Amani Jones is growing into his role as Iowa middle linebacker but he's not trying to be Jewell

Mark Emmert
Hawk Central

IOWA CITY, Ia. — There’s no bluster in Amani Jones.

Ask him if he can be “the guy” on the Iowa defense, the way Josey Jewell was the past three years, and he knows not to take the bait.

“I don’t think like that,” the Hawkeye junior middle linebacker said Tuesday. “I never put that credit on myself, because I feel like I can’t be ‘the guy.’ That’s just how it is.”

Amani Jones has had chances to show he's a hitter, as in this tackle against Wyoming last September. But the new Iowa middle linebacker knows his role his expanding greatly this fall, and he is intent on being ready.

Jones had the most intriguing spring of any Iowa football player. He started out second on the depth chart at weakside linebacker, behind senior Aaron Mends. By the time the team was ready to go on public display in its final practice at Kinnick Stadium, Jones was the starter in the middle, seemingly in control of a defense that put on a strong showing that night.

It was a performance he needed, for his own confidence, Jones conceded. But there was a lot going on behind the scenes as well as the Hawkeyes seek to replace three veteran linebackers, including the all-American Jewell.

Junior Kristian Welch got the initial shot at the starting middle linebacker job. But Iowa’s coaches soon felt that Jones, a cement block at 238 pounds, was more suited to that role.

“They can’t run from you,” was how it was explained to Jones, who has been a standout on kick coverage.

When Mends was sidelined by a knee injury, Welch resurfaced as the starter on the weakside. Sophomore Nick Niemann looks to be the answer at the outside spot, where he’ll replace older brother Ben.

Jones admitted there was some initial “friction” with Welch when both tried to master new jobs. Welch was so accustomed to playing middle linebacker that he still wanted to have that control.

“That’s not his job anymore. And sometimes I have to remind him, ‘We have to compromise on what’s going on in this box right now.’ So he gets it. He knows what I’m trying to do,” Jones said. “Now it’s kind of cleared out.”

Jones said Mends’ on-field presence is missed.

“We both have that speed. We both have the leg power. You’ve got two really thick guys in the legs that can really move around in the box,” Jones said. “But Aaron and his situation, things didn’t go that way.”

It is uncertain whether Mends will be able to return to the field sometime this fall. He was named to the Hawkeyes’ 12-player leadership group and is around to provide guidance.

But Jones was most excited to talk about the chemistry that is starting to build among Welch, Niemann and him. It’s what prompted him to go on a lengthy philosophical explanation of what it means to be “the guy,” or whether that’s even needed on this year’s squad.

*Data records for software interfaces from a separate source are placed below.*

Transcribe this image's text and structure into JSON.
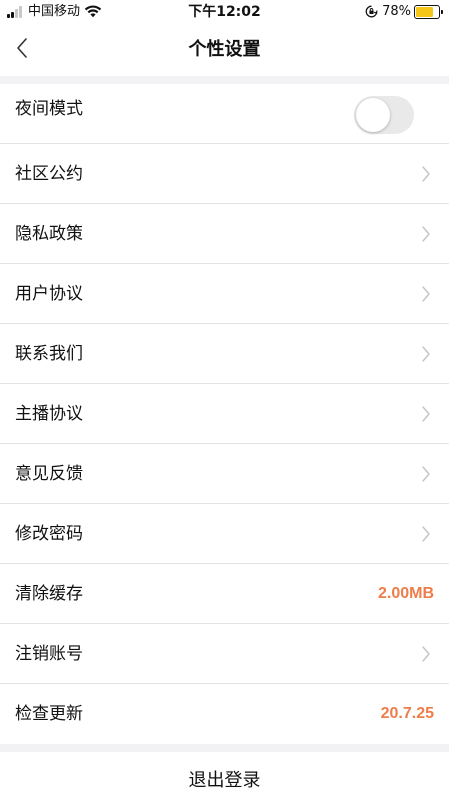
{
  "status_bar": {
    "carrier": "中国移动",
    "time": "下午12:02",
    "battery_percent": "78%",
    "battery_level": 0.78,
    "battery_color": "#f5c518"
  },
  "nav": {
    "back_icon": "chevron-left-icon",
    "title": "个性设置"
  },
  "settings": {
    "night_mode": {
      "label": "夜间模式",
      "enabled": false
    },
    "items": [
      {
        "label": "社区公约",
        "accessory": "chevron"
      },
      {
        "label": "隐私政策",
        "accessory": "chevron"
      },
      {
        "label": "用户协议",
        "accessory": "chevron"
      },
      {
        "label": "联系我们",
        "accessory": "chevron"
      },
      {
        "label": "主播协议",
        "accessory": "chevron"
      },
      {
        "label": "意见反馈",
        "accessory": "chevron"
      },
      {
        "label": "修改密码",
        "accessory": "chevron"
      },
      {
        "label": "清除缓存",
        "accessory": "value",
        "value": "2.00MB"
      },
      {
        "label": "注销账号",
        "accessory": "chevron"
      },
      {
        "label": "检查更新",
        "accessory": "value",
        "value": "20.7.25"
      }
    ]
  },
  "logout": {
    "label": "退出登录"
  },
  "colors": {
    "accent_value": "#ee7d4b",
    "separator": "#e3e3e3",
    "section_gap": "#f2f2f4"
  }
}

“We haven’t played that many snaps. So it all has to be one unit. If I feel like I can’t make the tackle, I know I have to put my trust in Kristian Welch or Nick Niemann. They can come and make the tackle for  me. I need to shed a block, they can be right there in the hole,” Jones said.

“We really take pride in the unit. … There’s no more looking for answers in one guy anymore.”

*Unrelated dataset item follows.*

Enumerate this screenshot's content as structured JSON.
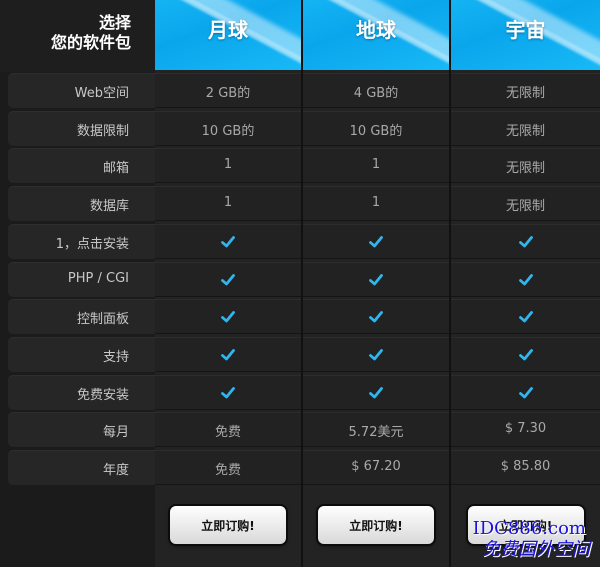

That’s not to say that Jones isn’t growing more comfortable in a role that makes him the de facto captain of the defense. He sometimes hears Jewell’s voice in his head while watching film, Jones said. He can sense that his coaches are putting more trust in him as he shows more mastery of the playbook.

“I don’t have that many weaknesses anymore, because now I don’t have to put it all on myself,” Jones explained. “So my weakness probably would be Kristian’s strength. Or my strong part might be Nick Niemann’s weakness.”

The result, Jones said, is that when a certain call comes in from the sideline, the trio can look into each other’s eyes and immediately know that they understand their responsibilities. That’s a weight off of Jones’ broad shoulders.

It played out that way in the spring open practice, Jones said. After an initial bumpy series in which he admitted to suffering from nerves, he settled down and had a superb performance.

“I was saying too much. It was nerve-wracking for me. I want to be right,” Jones said of that first offensive drive.

Jones said he then realized he doesn’t always have to be shouting instructions to his teammates. They know what they’re doing.

“I think we have more of a team instead of just one person. I’m not saying we weren’t a team when Josey was here, but it was more of a (feeling of), ‘Josey didn’t make that play … Aaww, s---, it’s a big gain.’

“Everybody’s chipping in here and there. No one’s on a spot anymore.”

Instead, Jones sees it as he’s in a spot where he belongs. Just part of a trio that is aiming to get better by the day.